INSTRUCTIONS FOR THE TASK
Your answer must be every line of the data below that holds the string "JSON", copied exactly.

DATA
══════

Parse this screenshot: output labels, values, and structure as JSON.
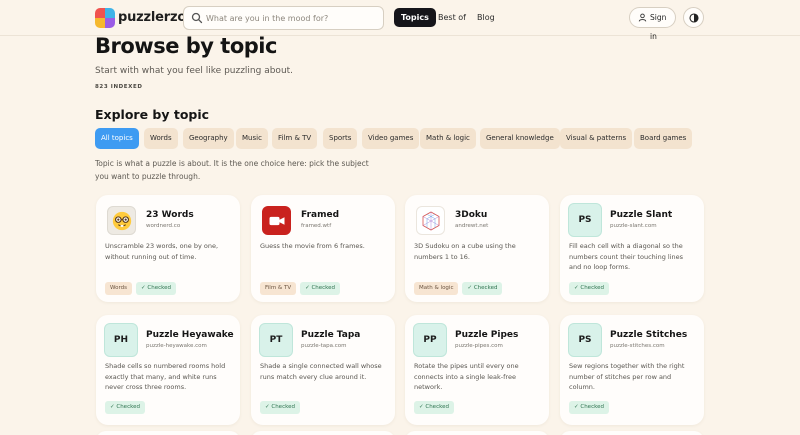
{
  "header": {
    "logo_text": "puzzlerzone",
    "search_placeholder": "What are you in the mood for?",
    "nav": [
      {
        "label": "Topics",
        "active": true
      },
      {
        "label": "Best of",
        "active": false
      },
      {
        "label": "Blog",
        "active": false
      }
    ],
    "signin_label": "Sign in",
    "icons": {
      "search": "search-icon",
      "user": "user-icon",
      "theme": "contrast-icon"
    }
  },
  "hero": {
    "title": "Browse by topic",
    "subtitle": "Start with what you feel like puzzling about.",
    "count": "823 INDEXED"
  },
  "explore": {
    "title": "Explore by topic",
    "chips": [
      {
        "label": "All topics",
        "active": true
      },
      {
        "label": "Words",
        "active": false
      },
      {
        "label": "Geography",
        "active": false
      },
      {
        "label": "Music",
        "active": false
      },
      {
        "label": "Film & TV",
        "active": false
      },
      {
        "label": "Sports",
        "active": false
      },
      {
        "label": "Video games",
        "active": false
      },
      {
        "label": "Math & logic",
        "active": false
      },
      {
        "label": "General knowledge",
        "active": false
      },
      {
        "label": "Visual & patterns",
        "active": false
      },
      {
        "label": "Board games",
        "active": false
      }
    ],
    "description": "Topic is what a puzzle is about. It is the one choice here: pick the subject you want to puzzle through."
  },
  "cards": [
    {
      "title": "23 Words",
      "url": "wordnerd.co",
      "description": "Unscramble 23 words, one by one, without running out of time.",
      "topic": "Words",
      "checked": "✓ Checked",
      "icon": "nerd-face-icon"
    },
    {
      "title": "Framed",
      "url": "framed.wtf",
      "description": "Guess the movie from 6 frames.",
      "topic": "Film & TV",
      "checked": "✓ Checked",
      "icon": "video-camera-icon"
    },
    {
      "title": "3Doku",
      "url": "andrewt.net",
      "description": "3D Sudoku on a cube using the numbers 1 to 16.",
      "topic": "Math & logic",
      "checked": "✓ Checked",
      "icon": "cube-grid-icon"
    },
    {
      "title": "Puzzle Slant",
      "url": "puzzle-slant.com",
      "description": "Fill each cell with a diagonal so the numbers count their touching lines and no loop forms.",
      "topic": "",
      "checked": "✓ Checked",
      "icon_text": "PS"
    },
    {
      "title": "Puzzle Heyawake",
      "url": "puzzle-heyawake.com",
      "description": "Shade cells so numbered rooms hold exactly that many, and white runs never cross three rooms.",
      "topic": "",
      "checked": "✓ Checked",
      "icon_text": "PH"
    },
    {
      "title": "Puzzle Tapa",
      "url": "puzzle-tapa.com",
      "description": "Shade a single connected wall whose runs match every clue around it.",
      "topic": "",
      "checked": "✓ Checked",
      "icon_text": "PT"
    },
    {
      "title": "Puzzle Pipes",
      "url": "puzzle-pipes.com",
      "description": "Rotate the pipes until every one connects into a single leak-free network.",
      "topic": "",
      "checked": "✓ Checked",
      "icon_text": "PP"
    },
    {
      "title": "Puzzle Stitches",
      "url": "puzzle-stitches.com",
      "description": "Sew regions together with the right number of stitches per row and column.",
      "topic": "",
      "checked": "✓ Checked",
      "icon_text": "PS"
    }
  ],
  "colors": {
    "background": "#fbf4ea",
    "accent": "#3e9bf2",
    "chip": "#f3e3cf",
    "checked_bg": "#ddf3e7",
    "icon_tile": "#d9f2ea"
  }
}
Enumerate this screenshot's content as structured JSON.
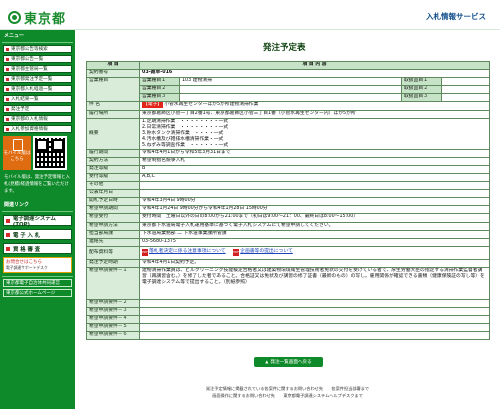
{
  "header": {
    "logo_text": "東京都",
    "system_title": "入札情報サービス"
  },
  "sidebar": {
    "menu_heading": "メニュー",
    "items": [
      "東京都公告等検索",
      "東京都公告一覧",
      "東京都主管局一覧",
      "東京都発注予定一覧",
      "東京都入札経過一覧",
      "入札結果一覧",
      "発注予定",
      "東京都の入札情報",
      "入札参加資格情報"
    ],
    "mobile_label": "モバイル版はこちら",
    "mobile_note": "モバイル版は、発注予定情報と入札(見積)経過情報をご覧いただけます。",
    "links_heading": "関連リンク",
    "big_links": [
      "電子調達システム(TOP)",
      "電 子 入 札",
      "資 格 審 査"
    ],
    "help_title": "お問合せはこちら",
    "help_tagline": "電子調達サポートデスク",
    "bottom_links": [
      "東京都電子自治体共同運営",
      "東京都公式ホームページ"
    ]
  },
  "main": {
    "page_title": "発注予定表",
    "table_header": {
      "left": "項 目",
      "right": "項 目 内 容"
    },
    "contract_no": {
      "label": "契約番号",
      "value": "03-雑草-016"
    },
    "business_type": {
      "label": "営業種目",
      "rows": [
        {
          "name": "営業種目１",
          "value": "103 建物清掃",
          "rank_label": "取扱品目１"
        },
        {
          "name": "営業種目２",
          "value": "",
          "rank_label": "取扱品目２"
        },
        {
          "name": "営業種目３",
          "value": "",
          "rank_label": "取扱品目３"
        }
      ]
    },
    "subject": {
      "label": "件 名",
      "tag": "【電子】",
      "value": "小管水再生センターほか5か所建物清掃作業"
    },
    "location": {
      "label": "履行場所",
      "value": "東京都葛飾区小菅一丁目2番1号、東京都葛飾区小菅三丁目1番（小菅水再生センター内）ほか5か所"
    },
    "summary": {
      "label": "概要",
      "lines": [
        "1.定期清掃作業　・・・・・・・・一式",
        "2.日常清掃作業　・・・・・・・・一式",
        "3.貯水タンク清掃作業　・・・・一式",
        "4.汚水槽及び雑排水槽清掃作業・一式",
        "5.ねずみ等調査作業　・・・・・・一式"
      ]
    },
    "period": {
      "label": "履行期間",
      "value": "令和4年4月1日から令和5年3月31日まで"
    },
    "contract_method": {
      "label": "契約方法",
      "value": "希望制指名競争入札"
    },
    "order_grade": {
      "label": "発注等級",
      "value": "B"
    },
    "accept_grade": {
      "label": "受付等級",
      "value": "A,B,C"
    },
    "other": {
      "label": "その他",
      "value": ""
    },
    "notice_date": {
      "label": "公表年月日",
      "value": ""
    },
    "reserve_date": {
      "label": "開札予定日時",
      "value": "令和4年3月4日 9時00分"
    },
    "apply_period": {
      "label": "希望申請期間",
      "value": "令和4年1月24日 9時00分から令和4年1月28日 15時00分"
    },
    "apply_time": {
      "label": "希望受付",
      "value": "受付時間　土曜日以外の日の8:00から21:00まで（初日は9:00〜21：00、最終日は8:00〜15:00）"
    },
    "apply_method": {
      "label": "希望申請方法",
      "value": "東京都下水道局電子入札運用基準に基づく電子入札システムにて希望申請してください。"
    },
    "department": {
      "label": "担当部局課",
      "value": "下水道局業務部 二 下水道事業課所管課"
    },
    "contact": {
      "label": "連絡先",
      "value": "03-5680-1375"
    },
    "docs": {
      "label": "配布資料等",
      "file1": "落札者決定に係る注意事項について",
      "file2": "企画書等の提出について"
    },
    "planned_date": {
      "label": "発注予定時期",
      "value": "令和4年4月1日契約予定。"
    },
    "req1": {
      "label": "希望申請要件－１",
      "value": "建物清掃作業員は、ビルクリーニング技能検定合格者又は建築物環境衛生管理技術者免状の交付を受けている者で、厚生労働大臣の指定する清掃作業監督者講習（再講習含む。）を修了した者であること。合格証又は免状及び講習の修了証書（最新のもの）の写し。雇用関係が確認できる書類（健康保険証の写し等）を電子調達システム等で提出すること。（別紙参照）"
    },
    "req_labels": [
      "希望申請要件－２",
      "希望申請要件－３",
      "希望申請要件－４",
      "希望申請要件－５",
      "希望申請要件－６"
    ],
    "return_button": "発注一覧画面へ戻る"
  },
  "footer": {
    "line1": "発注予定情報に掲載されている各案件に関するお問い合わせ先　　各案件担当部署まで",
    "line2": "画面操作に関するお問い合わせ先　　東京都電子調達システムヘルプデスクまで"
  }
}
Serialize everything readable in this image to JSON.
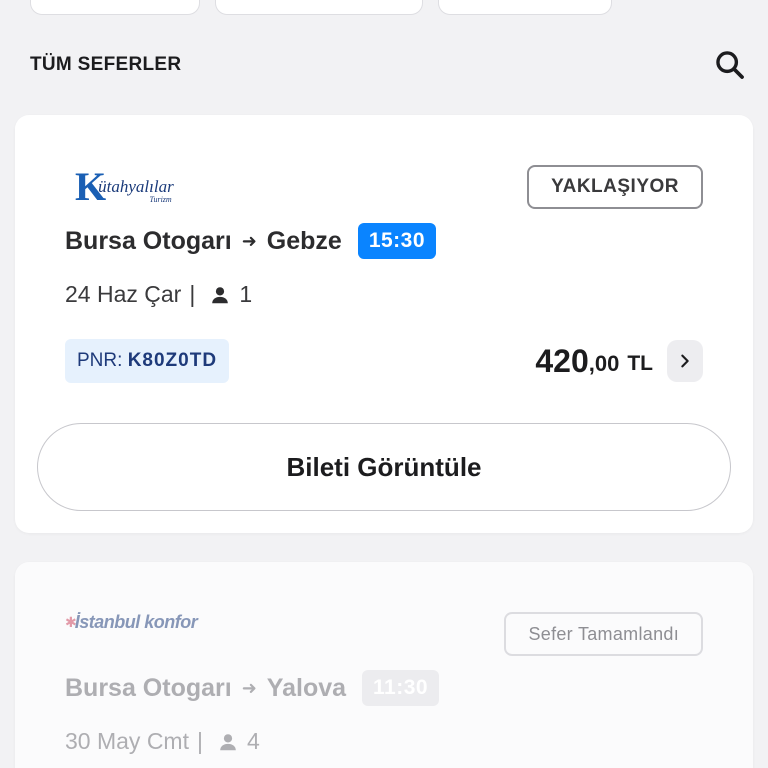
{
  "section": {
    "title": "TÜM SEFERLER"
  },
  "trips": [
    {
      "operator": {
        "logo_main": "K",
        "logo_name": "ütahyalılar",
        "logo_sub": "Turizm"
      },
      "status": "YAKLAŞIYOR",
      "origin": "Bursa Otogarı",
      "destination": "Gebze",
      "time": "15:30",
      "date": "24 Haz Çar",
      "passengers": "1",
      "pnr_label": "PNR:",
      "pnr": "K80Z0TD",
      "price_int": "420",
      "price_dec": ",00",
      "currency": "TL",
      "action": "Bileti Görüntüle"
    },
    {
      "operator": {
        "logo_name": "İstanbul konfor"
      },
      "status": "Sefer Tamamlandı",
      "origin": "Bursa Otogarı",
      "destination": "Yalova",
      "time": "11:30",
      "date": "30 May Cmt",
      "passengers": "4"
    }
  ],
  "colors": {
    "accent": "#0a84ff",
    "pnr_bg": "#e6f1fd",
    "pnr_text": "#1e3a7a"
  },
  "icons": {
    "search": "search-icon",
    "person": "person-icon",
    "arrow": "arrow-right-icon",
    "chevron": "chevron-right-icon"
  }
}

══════

RESULT OF THE EXERCISE
Parse this screenshot: output labels, values, and structure as JSON.
Enumerate this screenshot's content as structured JSON.
Serialize everything readable in this image to JSON.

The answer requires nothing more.